The Transportation Security Administration on Thursday reminded officials charged with securing mass transit around the country to be aware of security issues as the country enters the busy holiday travel season. There was no specific threat behind the warning.
The reminder came in a bulletin that the agency already issued earlier this year, Transportation Security Administrator John Pistole said.
The intelligence community does not currently know of a specific threat to mass transit, according to a counterterrorism official who spoke on condition of anonymity because he was not authorized to speak publicly about intelligence.

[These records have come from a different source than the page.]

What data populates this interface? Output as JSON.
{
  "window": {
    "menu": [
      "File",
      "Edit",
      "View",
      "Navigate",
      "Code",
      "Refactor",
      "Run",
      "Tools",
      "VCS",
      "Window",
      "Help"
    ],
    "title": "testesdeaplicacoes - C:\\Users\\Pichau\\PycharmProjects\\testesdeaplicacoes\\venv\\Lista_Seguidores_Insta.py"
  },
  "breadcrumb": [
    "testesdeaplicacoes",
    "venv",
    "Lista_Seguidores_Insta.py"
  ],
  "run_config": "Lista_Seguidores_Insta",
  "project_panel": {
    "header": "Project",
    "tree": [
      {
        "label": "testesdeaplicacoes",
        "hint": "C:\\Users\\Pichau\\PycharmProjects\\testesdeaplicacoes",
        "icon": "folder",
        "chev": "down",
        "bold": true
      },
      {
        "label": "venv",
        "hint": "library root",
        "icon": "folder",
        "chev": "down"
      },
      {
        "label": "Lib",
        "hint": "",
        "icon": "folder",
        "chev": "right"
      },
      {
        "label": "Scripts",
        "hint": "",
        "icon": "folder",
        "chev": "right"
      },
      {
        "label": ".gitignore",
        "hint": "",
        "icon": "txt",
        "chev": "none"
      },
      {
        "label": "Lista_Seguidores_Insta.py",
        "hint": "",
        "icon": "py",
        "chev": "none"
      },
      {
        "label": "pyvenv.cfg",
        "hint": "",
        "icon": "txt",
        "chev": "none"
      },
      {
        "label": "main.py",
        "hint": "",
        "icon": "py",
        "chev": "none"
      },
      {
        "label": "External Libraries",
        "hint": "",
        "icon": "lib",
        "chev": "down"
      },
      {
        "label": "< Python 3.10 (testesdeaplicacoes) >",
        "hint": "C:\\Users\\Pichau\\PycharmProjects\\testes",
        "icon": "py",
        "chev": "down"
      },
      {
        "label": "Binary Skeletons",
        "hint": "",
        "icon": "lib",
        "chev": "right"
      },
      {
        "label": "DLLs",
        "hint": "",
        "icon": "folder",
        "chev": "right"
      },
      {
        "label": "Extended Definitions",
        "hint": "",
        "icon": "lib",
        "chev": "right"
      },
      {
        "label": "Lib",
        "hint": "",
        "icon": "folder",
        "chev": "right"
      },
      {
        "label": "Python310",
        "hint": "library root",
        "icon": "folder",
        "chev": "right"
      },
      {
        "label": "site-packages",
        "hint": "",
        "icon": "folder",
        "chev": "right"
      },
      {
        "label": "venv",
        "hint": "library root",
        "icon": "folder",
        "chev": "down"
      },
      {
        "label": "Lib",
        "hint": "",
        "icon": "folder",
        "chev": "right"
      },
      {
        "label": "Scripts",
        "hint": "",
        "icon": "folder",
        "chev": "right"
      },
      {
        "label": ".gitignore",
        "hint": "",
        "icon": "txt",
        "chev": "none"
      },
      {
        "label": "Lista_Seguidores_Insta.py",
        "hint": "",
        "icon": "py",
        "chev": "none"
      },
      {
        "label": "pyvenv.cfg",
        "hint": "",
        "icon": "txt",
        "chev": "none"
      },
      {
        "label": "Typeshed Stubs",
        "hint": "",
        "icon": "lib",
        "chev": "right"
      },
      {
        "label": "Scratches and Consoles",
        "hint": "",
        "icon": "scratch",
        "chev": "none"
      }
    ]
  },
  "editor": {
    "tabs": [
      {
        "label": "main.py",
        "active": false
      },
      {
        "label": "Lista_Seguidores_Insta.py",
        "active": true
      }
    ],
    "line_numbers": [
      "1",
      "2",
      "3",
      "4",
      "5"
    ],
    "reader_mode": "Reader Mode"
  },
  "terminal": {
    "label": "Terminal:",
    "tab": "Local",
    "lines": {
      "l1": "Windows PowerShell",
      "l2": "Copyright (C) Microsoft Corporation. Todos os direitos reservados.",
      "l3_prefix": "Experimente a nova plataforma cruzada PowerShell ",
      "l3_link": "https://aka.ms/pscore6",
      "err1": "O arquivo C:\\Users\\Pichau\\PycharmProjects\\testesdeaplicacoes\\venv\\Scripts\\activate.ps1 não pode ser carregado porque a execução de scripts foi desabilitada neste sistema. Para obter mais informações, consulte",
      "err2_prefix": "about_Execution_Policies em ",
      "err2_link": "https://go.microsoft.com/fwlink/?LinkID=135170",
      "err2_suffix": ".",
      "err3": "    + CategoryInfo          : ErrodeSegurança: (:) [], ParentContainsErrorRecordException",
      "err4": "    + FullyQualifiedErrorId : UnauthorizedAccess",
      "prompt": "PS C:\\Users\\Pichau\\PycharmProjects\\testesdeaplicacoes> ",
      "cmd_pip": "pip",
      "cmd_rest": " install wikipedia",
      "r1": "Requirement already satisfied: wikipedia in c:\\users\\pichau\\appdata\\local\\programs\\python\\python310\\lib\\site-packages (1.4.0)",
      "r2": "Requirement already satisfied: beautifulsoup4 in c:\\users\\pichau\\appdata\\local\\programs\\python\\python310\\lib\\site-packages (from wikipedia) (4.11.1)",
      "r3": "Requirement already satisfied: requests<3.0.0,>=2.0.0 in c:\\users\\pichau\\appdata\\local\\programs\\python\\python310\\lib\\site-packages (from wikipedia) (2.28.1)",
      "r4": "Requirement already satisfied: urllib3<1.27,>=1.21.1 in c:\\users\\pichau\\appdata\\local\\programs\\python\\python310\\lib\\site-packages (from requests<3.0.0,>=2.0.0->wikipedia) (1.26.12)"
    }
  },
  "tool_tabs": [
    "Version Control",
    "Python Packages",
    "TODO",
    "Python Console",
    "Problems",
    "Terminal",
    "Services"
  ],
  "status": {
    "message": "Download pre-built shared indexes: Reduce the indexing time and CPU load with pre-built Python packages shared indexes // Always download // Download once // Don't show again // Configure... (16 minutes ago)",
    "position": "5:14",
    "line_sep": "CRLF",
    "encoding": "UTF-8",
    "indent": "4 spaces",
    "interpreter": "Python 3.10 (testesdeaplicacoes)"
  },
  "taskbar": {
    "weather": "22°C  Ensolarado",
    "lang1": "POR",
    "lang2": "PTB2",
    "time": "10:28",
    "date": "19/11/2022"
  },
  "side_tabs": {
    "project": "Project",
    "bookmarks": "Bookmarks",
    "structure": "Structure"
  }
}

"It's something that we've seen in reporting over time that terrorists, around the world, clearly, are interested because of the accessibility, the open architecture, of both buses and rail, and so we try again to work with our state and local counterparts as best we can," Pistole told an audience at an event hosted by the Homeland Security Policy Institute at George Washington University.
Buses and rail systems have been targeted by terrorists in the U.S. and overseas. Evidence found in Osama bin Laden's compound after he was killed in May showed that al-Qaida was looking at the structures of trains and train tracks, seeking the best spot for a derailment that would kill the most people.

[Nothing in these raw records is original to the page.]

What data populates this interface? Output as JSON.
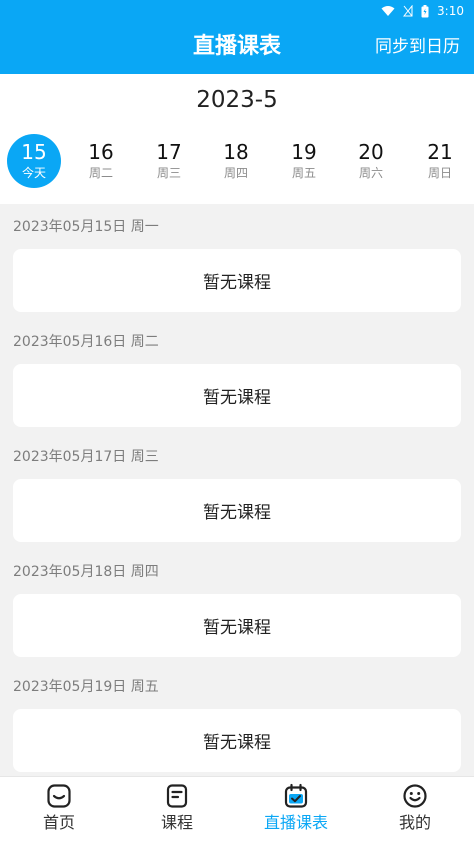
{
  "status_bar": {
    "time": "3:10"
  },
  "header": {
    "title": "直播课表",
    "action_label": "同步到日历"
  },
  "calendar": {
    "month": "2023-5",
    "days": [
      {
        "num": "15",
        "label": "今天",
        "active": true
      },
      {
        "num": "16",
        "label": "周二",
        "active": false
      },
      {
        "num": "17",
        "label": "周三",
        "active": false
      },
      {
        "num": "18",
        "label": "周四",
        "active": false
      },
      {
        "num": "19",
        "label": "周五",
        "active": false
      },
      {
        "num": "20",
        "label": "周六",
        "active": false
      },
      {
        "num": "21",
        "label": "周日",
        "active": false
      }
    ]
  },
  "schedule": [
    {
      "date": "2023年05月15日 周一",
      "empty_text": "暂无课程"
    },
    {
      "date": "2023年05月16日 周二",
      "empty_text": "暂无课程"
    },
    {
      "date": "2023年05月17日 周三",
      "empty_text": "暂无课程"
    },
    {
      "date": "2023年05月18日 周四",
      "empty_text": "暂无课程"
    },
    {
      "date": "2023年05月19日 周五",
      "empty_text": "暂无课程"
    }
  ],
  "bottom_nav": {
    "items": [
      {
        "label": "首页",
        "icon": "home-icon"
      },
      {
        "label": "课程",
        "icon": "course-icon"
      },
      {
        "label": "直播课表",
        "icon": "calendar-check-icon",
        "active": true
      },
      {
        "label": "我的",
        "icon": "smiley-icon"
      }
    ]
  },
  "colors": {
    "accent": "#0aa7f5",
    "background": "#f2f2f2"
  }
}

In March, two U.S. airmen were killed at the Frankfurt, Germany, airport when a man opened fire on them at close range with a handgun after the attacker got into an argument with them outside their military bus. And in October, a Taliban suicide bomber rammed a vehicle loaded with explosives into an armored NATO bus on a busy thoroughfare in Kabul, Afghanistan, killing 17 people, including a dozen Americans.
Generally, the TSA sends warnings to state and local law enforcement and others charged with securing transportation systems. They are often reminders to be on the lookout for suspicious activity and are not always prompted by intelligence about a specific threat or plot.